WHAT YOU SHOULD DO:
Every line of the data below is to be duplicated exactly, pictures excepted.

THE DATA: Begin

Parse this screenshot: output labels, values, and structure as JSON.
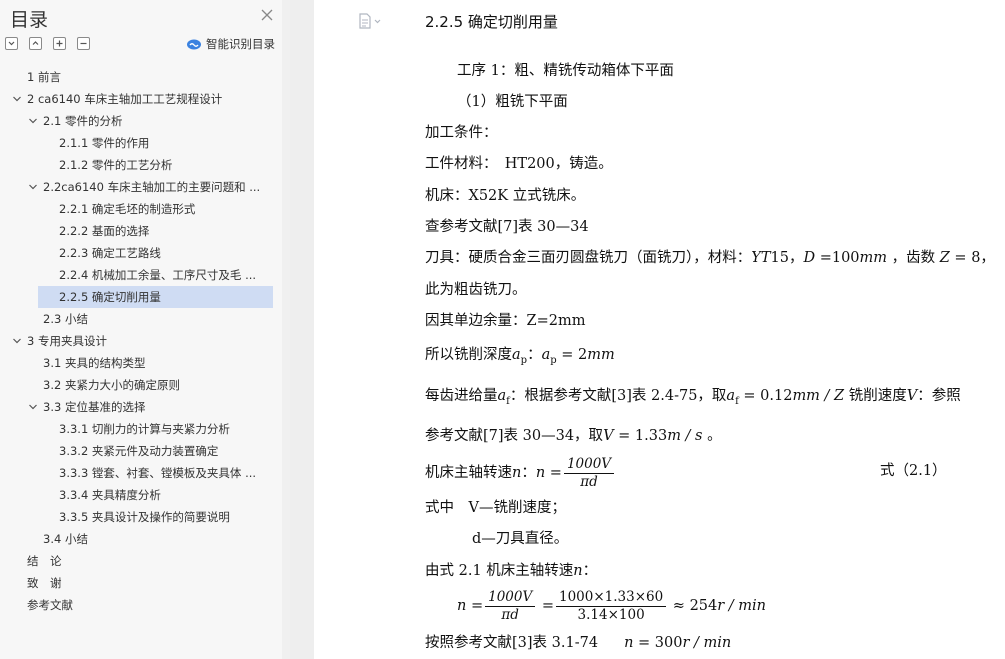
{
  "sidebar": {
    "title": "目录",
    "smart_toc_label": "智能识别目录",
    "items": [
      {
        "label": "1 前言",
        "level": 1,
        "expandable": false
      },
      {
        "label": "2 ca6140 车床主轴加工工艺规程设计",
        "level": 1,
        "expandable": true
      },
      {
        "label": "2.1 零件的分析",
        "level": 2,
        "expandable": true
      },
      {
        "label": "2.1.1 零件的作用",
        "level": 3,
        "expandable": false
      },
      {
        "label": "2.1.2 零件的工艺分析",
        "level": 3,
        "expandable": false
      },
      {
        "label": "2.2ca6140 车床主轴加工的主要问题和 ...",
        "level": 2,
        "expandable": true
      },
      {
        "label": "2.2.1 确定毛坯的制造形式",
        "level": 3,
        "expandable": false
      },
      {
        "label": "2.2.2 基面的选择",
        "level": 3,
        "expandable": false
      },
      {
        "label": "2.2.3 确定工艺路线",
        "level": 3,
        "expandable": false
      },
      {
        "label": "2.2.4 机械加工余量、工序尺寸及毛 ...",
        "level": 3,
        "expandable": false
      },
      {
        "label": "2.2.5 确定切削用量",
        "level": 3,
        "expandable": false,
        "selected": true
      },
      {
        "label": "2.3 小结",
        "level": 2,
        "expandable": false
      },
      {
        "label": "3 专用夹具设计",
        "level": 1,
        "expandable": true
      },
      {
        "label": "3.1 夹具的结构类型",
        "level": 2,
        "expandable": false
      },
      {
        "label": "3.2 夹紧力大小的确定原则",
        "level": 2,
        "expandable": false
      },
      {
        "label": "3.3 定位基准的选择",
        "level": 2,
        "expandable": true
      },
      {
        "label": "3.3.1 切削力的计算与夹紧力分析",
        "level": 3,
        "expandable": false
      },
      {
        "label": "3.3.2 夹紧元件及动力装置确定",
        "level": 3,
        "expandable": false
      },
      {
        "label": "3.3.3 镗套、衬套、镗模板及夹具体 ...",
        "level": 3,
        "expandable": false
      },
      {
        "label": "3.3.4 夹具精度分析",
        "level": 3,
        "expandable": false
      },
      {
        "label": "3.3.5 夹具设计及操作的简要说明",
        "level": 3,
        "expandable": false
      },
      {
        "label": "3.4 小结",
        "level": 2,
        "expandable": false
      },
      {
        "label": "结　论",
        "level": 1,
        "expandable": false
      },
      {
        "label": "致　谢",
        "level": 1,
        "expandable": false
      },
      {
        "label": "参考文献",
        "level": 1,
        "expandable": false
      }
    ]
  },
  "document": {
    "heading": "2.2.5 确定切削用量",
    "l1": "工序 1：粗、精铣传动箱体下平面",
    "l2": "（1）粗铣下平面",
    "l3": "加工条件：",
    "l4": "工件材料：　HT200，铸造。",
    "l5": "机床：X52K 立式铣床。",
    "l6": "查参考文献[7]表 30—34",
    "l7a": "刀具：硬质合金三面刃圆盘铣刀（面铣刀），材料：",
    "l7b": "YT",
    "l7c": "15，",
    "l7d": "D",
    "l7e": " =100",
    "l7f": "mm",
    "l7g": " ，齿数 ",
    "l7h": "Z",
    "l7i": " = 8，",
    "l8": "此为粗齿铣刀。",
    "l9": "因其单边余量：Z=2mm",
    "l10a": "所以铣削深度",
    "l10b": "a",
    "l10c": "p",
    "l10d": "：",
    "l10e": "a",
    "l10f": "p",
    "l10g": " = 2",
    "l10h": "mm",
    "l11a": "每齿进给量",
    "l11b": "a",
    "l11c": "f",
    "l11d": "：根据参考文献[3]表 2.4-75，取",
    "l11e": "a",
    "l11f": "f",
    "l11g": " = 0.12",
    "l11h": "mm / Z",
    "l11i": " 铣削速度",
    "l11j": "V",
    "l11k": "：参照",
    "l12a": "参考文献[7]表 30—34，取",
    "l12b": "V",
    "l12c": " = 1.33",
    "l12d": "m / s",
    "l12e": " 。",
    "l13a": "机床主轴转速",
    "l13b": "n",
    "l13c": "：",
    "l13d": "n",
    "l13e": " =",
    "l13num": "1000V",
    "l13den": "πd",
    "l13eq": "式（2.1）",
    "l14": "式中　V—铣削速度；",
    "l15": "d—刀具直径。",
    "l16a": "由式 2.1 机床主轴转速",
    "l16b": "n",
    "l16c": "：",
    "l17a": "n",
    "l17b": " =",
    "l17num1": "1000V",
    "l17den1": "πd",
    "l17c": " =",
    "l17num2": "1000×1.33×60",
    "l17den2": "3.14×100",
    "l17d": " ≈ 254",
    "l17e": "r / min",
    "l18a": "按照参考文献[3]表 3.1-74",
    "l18b": "n",
    "l18c": " = 300",
    "l18d": "r / min"
  }
}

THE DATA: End

RESPONSE TO THIS EXERCISE:
Parse this screenshot: output labels, values, and structure as JSON.
{
  "sidebar": {
    "title": "目录",
    "smart_toc_label": "智能识别目录",
    "items": [
      {
        "label": "1 前言",
        "level": 1,
        "expandable": false
      },
      {
        "label": "2 ca6140 车床主轴加工工艺规程设计",
        "level": 1,
        "expandable": true
      },
      {
        "label": "2.1 零件的分析",
        "level": 2,
        "expandable": true
      },
      {
        "label": "2.1.1 零件的作用",
        "level": 3,
        "expandable": false
      },
      {
        "label": "2.1.2 零件的工艺分析",
        "level": 3,
        "expandable": false
      },
      {
        "label": "2.2ca6140 车床主轴加工的主要问题和 ...",
        "level": 2,
        "expandable": true
      },
      {
        "label": "2.2.1 确定毛坯的制造形式",
        "level": 3,
        "expandable": false
      },
      {
        "label": "2.2.2 基面的选择",
        "level": 3,
        "expandable": false
      },
      {
        "label": "2.2.3 确定工艺路线",
        "level": 3,
        "expandable": false
      },
      {
        "label": "2.2.4 机械加工余量、工序尺寸及毛 ...",
        "level": 3,
        "expandable": false
      },
      {
        "label": "2.2.5 确定切削用量",
        "level": 3,
        "expandable": false,
        "selected": true
      },
      {
        "label": "2.3 小结",
        "level": 2,
        "expandable": false
      },
      {
        "label": "3 专用夹具设计",
        "level": 1,
        "expandable": true
      },
      {
        "label": "3.1 夹具的结构类型",
        "level": 2,
        "expandable": false
      },
      {
        "label": "3.2 夹紧力大小的确定原则",
        "level": 2,
        "expandable": false
      },
      {
        "label": "3.3 定位基准的选择",
        "level": 2,
        "expandable": true
      },
      {
        "label": "3.3.1 切削力的计算与夹紧力分析",
        "level": 3,
        "expandable": false
      },
      {
        "label": "3.3.2 夹紧元件及动力装置确定",
        "level": 3,
        "expandable": false
      },
      {
        "label": "3.3.3 镗套、衬套、镗模板及夹具体 ...",
        "level": 3,
        "expandable": false
      },
      {
        "label": "3.3.4 夹具精度分析",
        "level": 3,
        "expandable": false
      },
      {
        "label": "3.3.5 夹具设计及操作的简要说明",
        "level": 3,
        "expandable": false
      },
      {
        "label": "3.4 小结",
        "level": 2,
        "expandable": false
      },
      {
        "label": "结　论",
        "level": 1,
        "expandable": false
      },
      {
        "label": "致　谢",
        "level": 1,
        "expandable": false
      },
      {
        "label": "参考文献",
        "level": 1,
        "expandable": false
      }
    ]
  },
  "document": {
    "heading": "2.2.5 确定切削用量",
    "l1": "工序 1：粗、精铣传动箱体下平面",
    "l2": "（1）粗铣下平面",
    "l3": "加工条件：",
    "l4": "工件材料：　HT200，铸造。",
    "l5": "机床：X52K 立式铣床。",
    "l6": "查参考文献[7]表 30—34",
    "l7a": "刀具：硬质合金三面刃圆盘铣刀（面铣刀），材料：",
    "l7b": "YT",
    "l7c": "15，",
    "l7d": "D",
    "l7e": " =100",
    "l7f": "mm",
    "l7g": " ，齿数 ",
    "l7h": "Z",
    "l7i": " = 8，",
    "l8": "此为粗齿铣刀。",
    "l9": "因其单边余量：Z=2mm",
    "l10a": "所以铣削深度",
    "l10b": "a",
    "l10c": "p",
    "l10d": "：",
    "l10e": "a",
    "l10f": "p",
    "l10g": " = 2",
    "l10h": "mm",
    "l11a": "每齿进给量",
    "l11b": "a",
    "l11c": "f",
    "l11d": "：根据参考文献[3]表 2.4-75，取",
    "l11e": "a",
    "l11f": "f",
    "l11g": " = 0.12",
    "l11h": "mm / Z",
    "l11i": " 铣削速度",
    "l11j": "V",
    "l11k": "：参照",
    "l12a": "参考文献[7]表 30—34，取",
    "l12b": "V",
    "l12c": " = 1.33",
    "l12d": "m / s",
    "l12e": " 。",
    "l13a": "机床主轴转速",
    "l13b": "n",
    "l13c": "：",
    "l13d": "n",
    "l13e": " =",
    "l13num": "1000V",
    "l13den": "πd",
    "l13eq": "式（2.1）",
    "l14": "式中　V—铣削速度；",
    "l15": "d—刀具直径。",
    "l16a": "由式 2.1 机床主轴转速",
    "l16b": "n",
    "l16c": "：",
    "l17a": "n",
    "l17b": " =",
    "l17num1": "1000V",
    "l17den1": "πd",
    "l17c": " =",
    "l17num2": "1000×1.33×60",
    "l17den2": "3.14×100",
    "l17d": " ≈ 254",
    "l17e": "r / min",
    "l18a": "按照参考文献[3]表 3.1-74",
    "l18b": "n",
    "l18c": " = 300",
    "l18d": "r / min"
  }
}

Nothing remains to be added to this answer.